Should there be a restorative response to sexual harassment?
Last week, following the Article 50 vote in the House of Commons, it was widely reported that the secretary of state for Brexit, David Davis, tried to kiss the shadow home secretary Diane Abbott, who had reluctantly supported the government’s Bill. In response, she reportedly told him to ‘fuck off’. Much of the coverage highlighted Abbot’s strongly worded reply, despite efforts by some to focus attention on Davis’s behaviour. Was it sexual harassment? Without knowing the tone or context, it’s impossible to say. But trying to kiss an unwilling colleague is surely unacceptable behaviour in any workplace.
Whatever happened in that particular incident, sexual harassment is undoubtedly a serious problem for women in many workplaces. Harriet Harman’s recent descriptions of being sexually harassed on three separate occasions – which, inexplicably, the Daily Mail implied was beyond belief – are just the latest in a long line of depressing reports from women in public life. And this is by no means something that only high profile women have to deal with. A TUC survey carried out last year found that more than half (52%) of women, and nearly two-thirds (63%) of women aged 18-24 years old, said that they had experienced sexual harassment at work.
This is shocking and it should go without saying that this behaviour is wholly unacceptable - it should never be tolerated or excused. It’s not just ‘locker room banter’, whatever the current occupant of the White House might say. It is a serious problem, and addressing it should be a priority. Prevention is the key and recent reports that sex education may after all become mandatory is therefore entirely welcome. It surely shouldn’t be beyond us to ensure that in the future all workplaces are genuinely free of sexual harassment.
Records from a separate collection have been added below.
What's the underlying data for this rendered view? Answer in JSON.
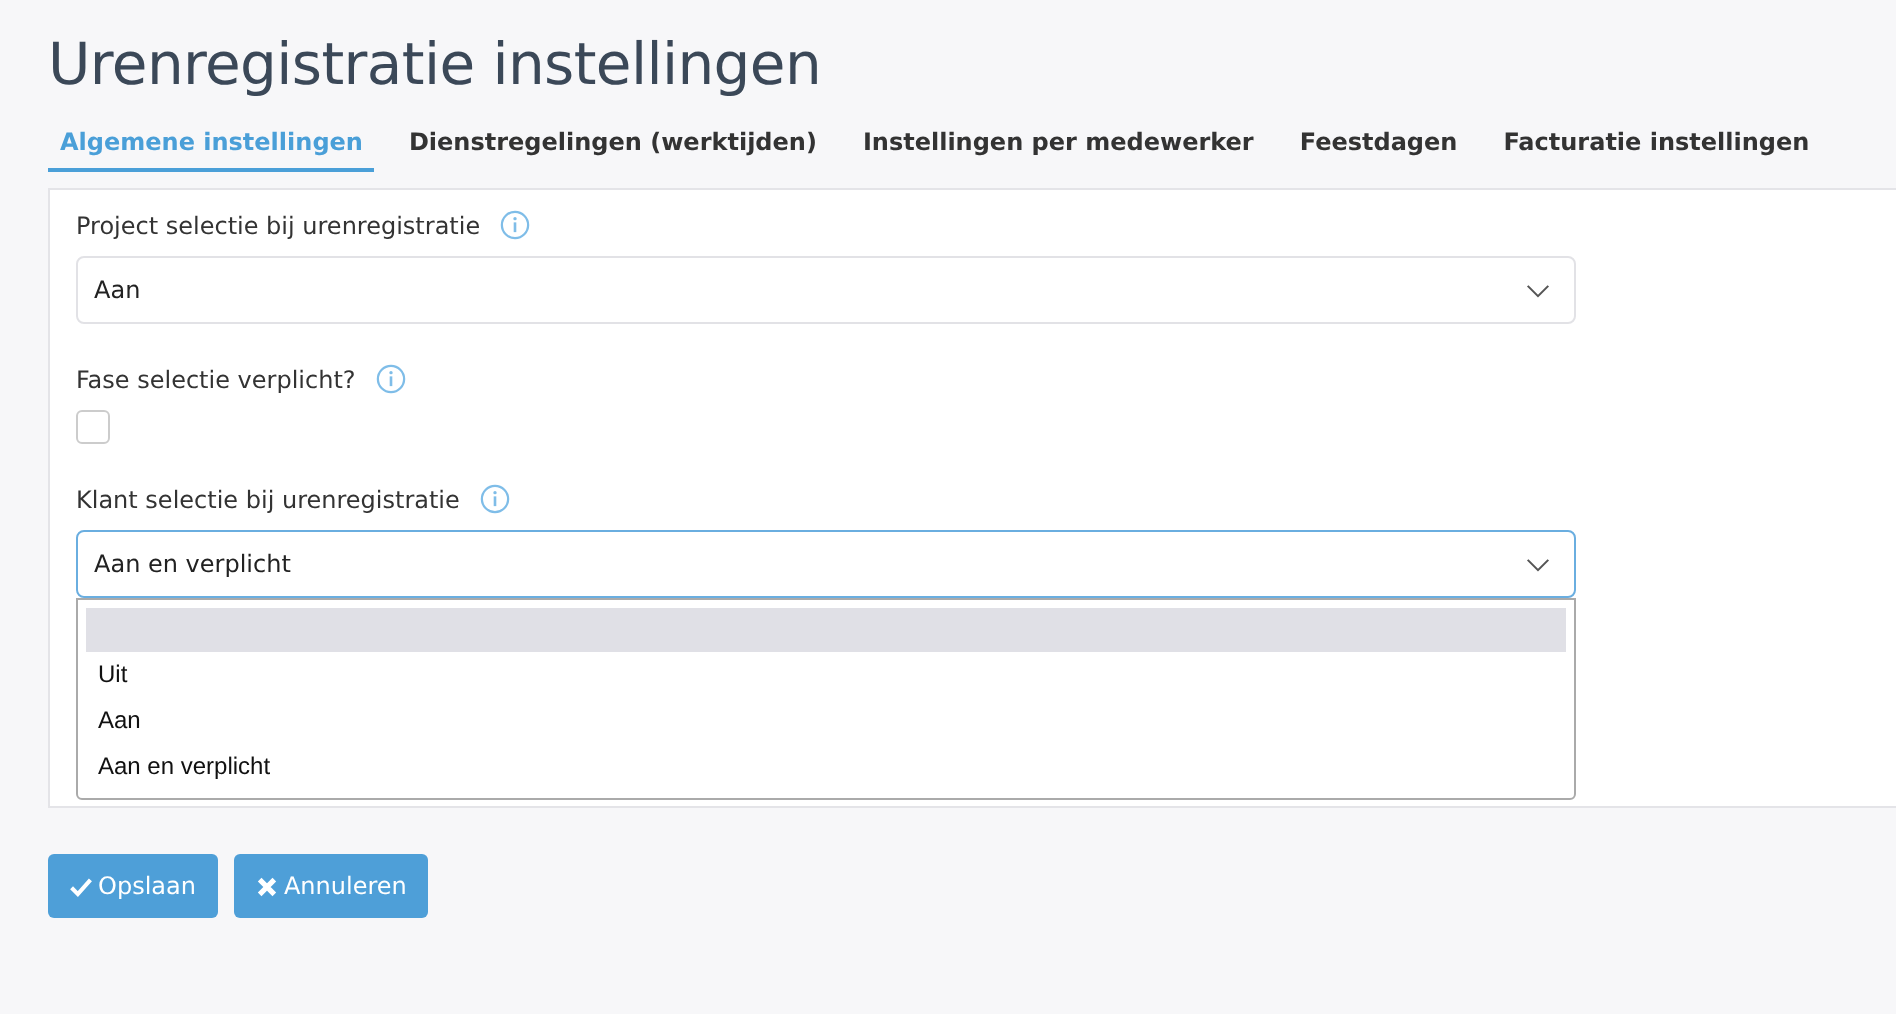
{
  "title": "Urenregistratie instellingen",
  "tabs": [
    {
      "label": "Algemene instellingen",
      "selected": true
    },
    {
      "label": "Dienstregelingen (werktijden)",
      "selected": false
    },
    {
      "label": "Instellingen per medewerker",
      "selected": false
    },
    {
      "label": "Feestdagen",
      "selected": false
    },
    {
      "label": "Facturatie instellingen",
      "selected": false
    }
  ],
  "fields": [
    {
      "kind": "select",
      "label": "Project selectie bij urenregistratie",
      "value": "Aan",
      "focused": false
    },
    {
      "kind": "checkbox",
      "label": "Fase selectie verplicht?",
      "checked": false
    },
    {
      "kind": "select",
      "label": "Klant selectie bij urenregistratie",
      "value": "Aan en verplicht",
      "focused": true,
      "dropdown": {
        "blank_option": {
          "highlighted": true
        },
        "options": [
          {
            "label": "Uit",
            "highlighted": false
          },
          {
            "label": "Aan",
            "highlighted": false
          },
          {
            "label": "Aan en verplicht",
            "highlighted": false
          }
        ]
      }
    }
  ],
  "buttons": [
    {
      "kind": "save",
      "label": "Opslaan"
    },
    {
      "kind": "cancel",
      "label": "Annuleren"
    }
  ]
}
In the meantime, though, we need to think about how we respond to this behaviour when it takes place. If and when a criminal offence has occurred, this should be reported to police. The fact that an incident takes place between colleagues should not shield the perpetrator from having to face prosecution. Disciplinary procedures must also be conducted, in line with the employer’s HR policies. It must be crystal clear that a complaint about sexual harassment is being taken very seriously indeed.
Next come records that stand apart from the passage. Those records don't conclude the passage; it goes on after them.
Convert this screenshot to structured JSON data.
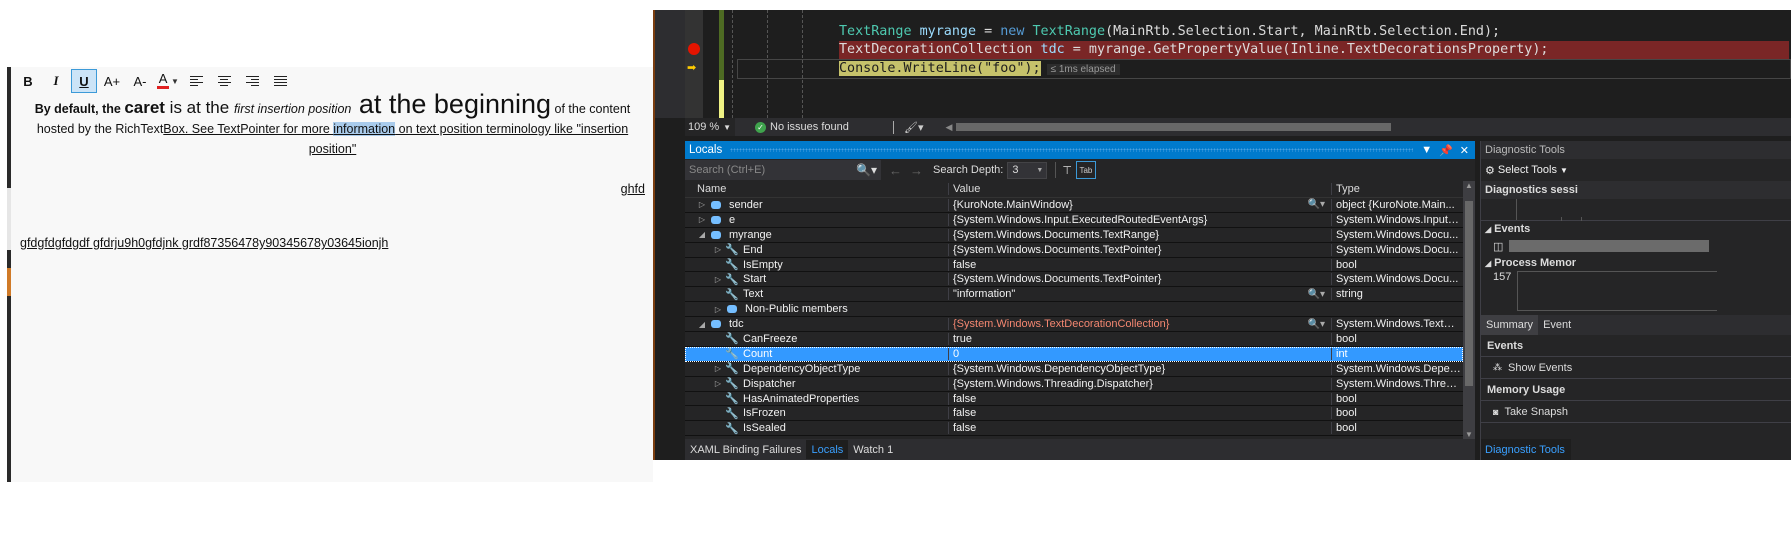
{
  "editor": {
    "toolbar": [
      {
        "name": "bold-button",
        "label": "B"
      },
      {
        "name": "italic-button",
        "label": "I"
      },
      {
        "name": "underline-button",
        "label": "U",
        "active": true
      },
      {
        "name": "increase-font-button",
        "label": "A+"
      },
      {
        "name": "decrease-font-button",
        "label": "A-"
      },
      {
        "name": "font-color-button",
        "label": "A"
      },
      {
        "name": "align-left-button",
        "label": ""
      },
      {
        "name": "align-center-button",
        "label": ""
      },
      {
        "name": "align-right-button",
        "label": ""
      },
      {
        "name": "justify-button",
        "label": ""
      }
    ],
    "font_color": "#e02020",
    "paragraph1": {
      "run1": "By default, the ",
      "run2": "caret",
      "run3": " is at the ",
      "run4": "first insertion position",
      "run5": " at the beginning",
      "run6": " of the content",
      "line2_a": "hosted by the RichText",
      "line2_b": "Box. See TextPointer for more ",
      "line2_selected": "information",
      "line2_c": " on text position terminology like \"insertion position\""
    },
    "paragraph2": "ghfd",
    "paragraph3": "gfdgfdgfdgdf gfdrju9h0gfdjnk grdf87356478y90345678y03645ionjh"
  },
  "code": {
    "line1": {
      "type": "TextRange",
      "var": " myrange",
      "op": " = ",
      "kw": "new",
      "sp": " ",
      "ctor": "TextRange",
      "args": "(MainRtb.Selection.Start, MainRtb.Selection.End);"
    },
    "line2": {
      "type": "TextDecorationCollection",
      "var": " tdc",
      "rest": " = myrange.GetPropertyValue(Inline.TextDecorationsProperty);"
    },
    "line3": {
      "code": "Console.WriteLine(\"foo\");",
      "elapsed": "≤ 1ms elapsed"
    },
    "breakpoint_color": "#e51400"
  },
  "status": {
    "zoom": "109 %",
    "issues": "No issues found"
  },
  "locals": {
    "title": "Locals",
    "search_placeholder": "Search (Ctrl+E)",
    "search_depth_label": "Search Depth:",
    "search_depth_value": "3",
    "columns": {
      "name": "Name",
      "value": "Value",
      "type": "Type"
    },
    "rows": [
      {
        "name": "sender",
        "value": "{KuroNote.MainWindow}",
        "type": "object {KuroNote.Main...",
        "indent": 0,
        "icon": "object",
        "expander": "collapsed",
        "viz": true
      },
      {
        "name": "e",
        "value": "{System.Windows.Input.ExecutedRoutedEventArgs}",
        "type": "System.Windows.Input.E...",
        "indent": 0,
        "icon": "object",
        "expander": "collapsed"
      },
      {
        "name": "myrange",
        "value": "{System.Windows.Documents.TextRange}",
        "type": "System.Windows.Docu...",
        "indent": 0,
        "icon": "object",
        "expander": "expanded"
      },
      {
        "name": "End",
        "value": "{System.Windows.Documents.TextPointer}",
        "type": "System.Windows.Docu...",
        "indent": 1,
        "icon": "property",
        "expander": "collapsed"
      },
      {
        "name": "IsEmpty",
        "value": "false",
        "type": "bool",
        "indent": 1,
        "icon": "property",
        "expander": "none"
      },
      {
        "name": "Start",
        "value": "{System.Windows.Documents.TextPointer}",
        "type": "System.Windows.Docu...",
        "indent": 1,
        "icon": "property",
        "expander": "collapsed"
      },
      {
        "name": "Text",
        "value": "\"information\"",
        "type": "string",
        "indent": 1,
        "icon": "property",
        "expander": "none",
        "viz": true
      },
      {
        "name": "Non-Public members",
        "value": "",
        "type": "",
        "indent": 1,
        "icon": "object",
        "expander": "collapsed"
      },
      {
        "name": "tdc",
        "value": "{System.Windows.TextDecorationCollection}",
        "type": "System.Windows.TextDe...",
        "indent": 0,
        "icon": "object",
        "expander": "expanded",
        "viz": true,
        "changed": true
      },
      {
        "name": "CanFreeze",
        "value": "true",
        "type": "bool",
        "indent": 1,
        "icon": "property",
        "expander": "none"
      },
      {
        "name": "Count",
        "value": "0",
        "type": "int",
        "indent": 1,
        "icon": "property",
        "expander": "none",
        "selected": true
      },
      {
        "name": "DependencyObjectType",
        "value": "{System.Windows.DependencyObjectType}",
        "type": "System.Windows.Depen...",
        "indent": 1,
        "icon": "property",
        "expander": "collapsed"
      },
      {
        "name": "Dispatcher",
        "value": "{System.Windows.Threading.Dispatcher}",
        "type": "System.Windows.Thread...",
        "indent": 1,
        "icon": "property",
        "expander": "collapsed"
      },
      {
        "name": "HasAnimatedProperties",
        "value": "false",
        "type": "bool",
        "indent": 1,
        "icon": "property",
        "expander": "none"
      },
      {
        "name": "IsFrozen",
        "value": "false",
        "type": "bool",
        "indent": 1,
        "icon": "property",
        "expander": "none"
      },
      {
        "name": "IsSealed",
        "value": "false",
        "type": "bool",
        "indent": 1,
        "icon": "property",
        "expander": "none"
      }
    ],
    "bottom_tabs": [
      {
        "label": "XAML Binding Failures",
        "active": false
      },
      {
        "label": "Locals",
        "active": true
      },
      {
        "label": "Watch 1",
        "active": false
      }
    ]
  },
  "diagnostics": {
    "title": "Diagnostic Tools",
    "select_tools": "Select Tools",
    "session": "Diagnostics sessi",
    "events_section": "Events",
    "process_memory_section": "Process Memor",
    "memory_value": "157",
    "tabs": [
      "Summary",
      "Event"
    ],
    "events_heading": "Events",
    "show_events": "Show Events",
    "memory_usage_heading": "Memory Usage",
    "take_snapshot": "Take Snapsh",
    "bottom_tab": "Diagnostic Tools"
  }
}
Within this context, what role should restorative practice play, if any? We know that more employers are starting to look at how restorative practice can be integrated into their HR procedures. For example, the latest edition of Resolution - available to our members here - has an article on Surrey County Council’s experiences of embedding restorative approaches into their HR function. They’ve had significant success, but can this approach be applied to cases involving sexual harassment?
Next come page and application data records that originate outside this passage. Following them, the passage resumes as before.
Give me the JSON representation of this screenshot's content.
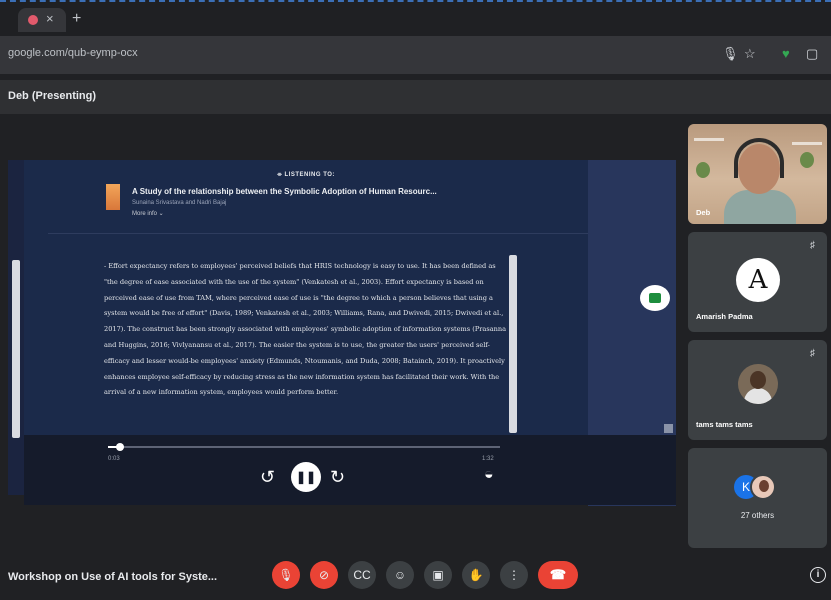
{
  "browser": {
    "url": "google.com/qub-eymp-ocx",
    "icons": [
      "microphone-icon",
      "star-icon",
      "shield-extension-icon",
      "extensions-icon"
    ]
  },
  "meet": {
    "presenter_banner": "Deb (Presenting)",
    "meeting_title": "Workshop on Use of AI tools for Syste..."
  },
  "player": {
    "listening_label": "LISTENING TO:",
    "book_title": "A Study of the relationship between the Symbolic Adoption of Human Resourc...",
    "authors": "Sunaina Srivastava and Nadri Bajaj",
    "more_info": "More info",
    "paragraph": "- Effort expectancy refers to employees' perceived beliefs that HRIS technology is easy to use. It has been defined as \"the degree of ease associated with the use of the system\" (Venkatesh et al., 2003). Effort expectancy is based on perceived ease of use from TAM, where perceived ease of use is \"the degree to which a person believes that using a system would be free of effort\" (Davis, 1989; Venkatesh et al., 2003; Williams, Rana, and Dwivedi, 2015; Dwivedi et al., 2017). The construct has been strongly associated with employees' symbolic adoption of information systems (Prasanna and Huggins, 2016; Vivlyanansu et al., 2017). The easier the system is to use, the greater the users' perceived self-efficacy and lesser would-be employees' anxiety (Edmunds, Ntoumanis, and Duda, 2008; Batainch, 2019). It proactively enhances employee self-efficacy by reducing stress as the new information system has facilitated their work. With the arrival of a new information system, employees would perform better.",
    "time_current": "0:03",
    "time_total": "1:32",
    "progress_fraction": 0.03,
    "play_state": "playing"
  },
  "participants": [
    {
      "name": "Deb"
    },
    {
      "name": "Amarish Padma",
      "avatar_letter": "A"
    },
    {
      "name": "tams tams tams"
    }
  ],
  "others": {
    "label": "27 others",
    "avatar_letter": "K"
  },
  "controls": [
    {
      "name": "mic-muted-icon",
      "glyph": "🎙",
      "color": "#ea4335"
    },
    {
      "name": "camera-off-icon",
      "glyph": "⊘",
      "color": "#ea4335"
    },
    {
      "name": "captions-icon",
      "glyph": "CC",
      "color": "#3c4043"
    },
    {
      "name": "emoji-icon",
      "glyph": "☺",
      "color": "#3c4043"
    },
    {
      "name": "present-icon",
      "glyph": "▣",
      "color": "#3c4043"
    },
    {
      "name": "raise-hand-icon",
      "glyph": "✋",
      "color": "#3c4043"
    },
    {
      "name": "more-options-icon",
      "glyph": "⋮",
      "color": "#3c4043"
    }
  ],
  "leave_call": {
    "glyph": "☎",
    "color": "#ea4335"
  },
  "info_glyph": "i"
}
I think that it can, albeit with some significant caveats. Victims of sexual harassment may, like anybody who has experienced harm, have things that they want to say to the perpetrator and questions that they want to ask. A restorative meeting can be an opportunity to do this in a safe and structured environment. It can be also be an opportunity to ensure that the perpetrator understands the impact of their actions – an opportunity to educate those people who think this sort of behaviour is harmless fun, when it is clearly neither. Things said or done in the heat of the moment, perhaps in front of others, may no longer seem so funny or harmless when sat opposite the upset, angry recipient.
The caveats, though, are important. First, as with any restorative process, participation must be voluntary. No victim should ever be pressurised into taking part, by HR procedures or for any other reason. They should also be able to pull out at any time. Second, the process must be managed by a facilitator with the right skills and experience. It can’t be an HR officer with a rough idea of how restorative practice works. It must be a properly trained facilitator who can safely manage the complex dynamics and power imbalances of both workplace relationships and sexual harm.
Where these considerations are taken on board, though, I think that there is a role for restorative practice in helping to combat sexual harassment. Delivered to a high standard, it can undoubtedly help victims to put the experience behind them and move on, while also confronting the perpetrator with the consequences of their actions and hopefully therefore lessening the chance of them acting in that way again.
No woman should be subjected to sexual harassment in the workplace, or anywhere else for that matter. Current levels of prevalence are a disgrace. The stories I hear from female colleagues, friends and family members make me genuinely angry. But where it does occur we need an effective response, and restorative practice can form a central part of that.